Something tells us Apple isn't real happy about this.
Last year, a U.K. judge did more than just side with Samsung in a case brought against it by Apple. Judge Robin Jacob also ordered Apple to post a statement on on the front page of its website, as well as in newspapers and magazines, saying that Samsung had not copied Apple's design patent. It basically boiled down to a public apology, and eventually Apple was ordered to pay Samsung's lawyer's fees on an indemnity basis. Apple would go on to win a huge damages award in the U.S., but what of the U.K. judge? He now works for Samsung.
Samsung hasn't had much to celebrate lately in the legal arena, and the fact that a U.K. judge deemed the company's Galaxy Tab "not as cool" as Apple's iPad seems like it would only rub salt in the wound. However, it's for that very reason that Judge Colin Birss sided with Samsung, ruling that Apple's patent infringement claim, which has been successful in the U.S., is bogus.
You don't need a study to tell you that toddlers would rather eat ice cream than asparagus, but apparently one was needed to determine the level of Internet addiction among British children and teens in this day and age of ubiquitous online connections.

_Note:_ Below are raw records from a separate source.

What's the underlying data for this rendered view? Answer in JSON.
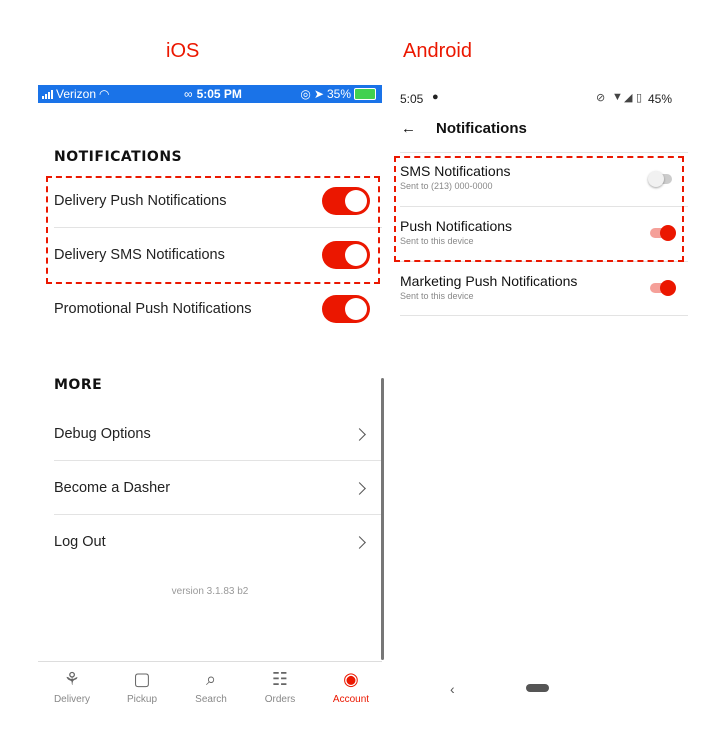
{
  "headers": {
    "ios": "iOS",
    "android": "Android"
  },
  "ios": {
    "status": {
      "carrier": "Verizon",
      "time": "5:05 PM",
      "battery": "35%"
    },
    "notifications_heading": "NOTIFICATIONS",
    "notifications": [
      {
        "label": "Delivery Push Notifications",
        "on": true
      },
      {
        "label": "Delivery SMS Notifications",
        "on": true
      },
      {
        "label": "Promotional Push Notifications",
        "on": true
      }
    ],
    "more_heading": "MORE",
    "more": [
      {
        "label": "Debug Options"
      },
      {
        "label": "Become a Dasher"
      },
      {
        "label": "Log Out"
      }
    ],
    "version": "version 3.1.83 b2",
    "tabs": [
      {
        "label": "Delivery",
        "icon": "scooter-icon",
        "active": false
      },
      {
        "label": "Pickup",
        "icon": "bag-icon",
        "active": false
      },
      {
        "label": "Search",
        "icon": "search-icon",
        "active": false
      },
      {
        "label": "Orders",
        "icon": "receipt-icon",
        "active": false
      },
      {
        "label": "Account",
        "icon": "account-icon",
        "active": true
      }
    ],
    "accent": "#eb1700",
    "status_bar_color": "#1a73e8"
  },
  "android": {
    "status": {
      "time": "5:05",
      "battery": "45%"
    },
    "title": "Notifications",
    "rows": [
      {
        "title": "SMS Notifications",
        "sub": "Sent to (213) 000-0000",
        "on": false
      },
      {
        "title": "Push Notifications",
        "sub": "Sent to this device",
        "on": true
      },
      {
        "title": "Marketing Push Notifications",
        "sub": "Sent to this device",
        "on": true
      }
    ]
  }
}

The 'Digital Futures' project did just that and pinged 1,000 youngsters living in the U.K. between the ages of 8 and 16 about their feelings towards the Internet. Not surprisingly, they've grown quite fond of it.
A U.K. vendor has pulled a batch of Transformer Prime tablets off its virtual store shelves after discovering problems it rooted out via internal testing. Clove made the decision to cancel all pending orders and will not resume selling the tablet until Asus works out whatever glitch has the vendor bugged. In the meantime, Asus is scratching its wondering what the frack Clove is talking about.
Netflix over the weekend announced that its expanding to the U.K. and Ireland where it hopes to entice potential subscribers with a free one-month trial. It's a different ballgame overseas, and while Netflix dominates the streaming scene in the U.S., it will now face off against Lovefilm, a popular streaming service in the U.K. with over 2 million subscribers and owned by online giant Amazon.
Journalists are now allowed to fire off live text-based communications, such as mobile email, social media (including Twitter), and Internet enabled laptops in and from courts throughout England and Wales without asking for permission, a U.K. judge ruled. Prior to the ruling, reporters would have to issue a request, but that rule has now been removed.
Social networking is all fun and games until someone gets bent out of shape and hits back with lawsuit for libel. Courts in the United Kingdom processed more than twice as many online defamation cases in England and Wales from May 31, 2010 to May 31, 2011, as number of libel lawsuits rose from 7 to 16 during that one year period, according to U.K.'s BBC News.
In Britain, ripping music CDs to transfer songs onto portable media players or mobile phones is an act that runs afoul of the law. Lucky for U.K. residents, government officials are open to overhauling copyright law with an emphasis on common sense, two things that don't always go together. Britain's business secretary Vince Cable said new legislation will make it legal to copy CDs for personal use, which is one of 10 recommendations made in the Hargreaves Report, a six-month independent review into Intellectual Property (IP) led by Professor Ian Hargreavees.
For all the trouble hacking organization Lulz Security (LulzSec) has been causing all over cyberspace in recent months, we can't help but envision the stereotypical teen sitting in the basement of his mom's pad wreaking havoc before being called up to finish his chores. Maybe that isn't too far off. According to a statement by the the U.K.'s Metropolitan Police Central e-Crime Unit (PCeU), a British teenager suspected of playing a major role in LulzSec's operations was arrested on Monday night.
It's been a bit of a roller coaster ride trying to determine when exactly Samsung would drop its Galaxy S II smartphone. Last week a representative from Samsung India tweeted that the Galaxy S II was being delayed at least until June, not just in India, but around the globe. A few days later, Samsung came out and said it would launch as planned. So when is it really coming? If you live in the U.K., you'll be able to nab the Galaxy S II starting May 1, 2011.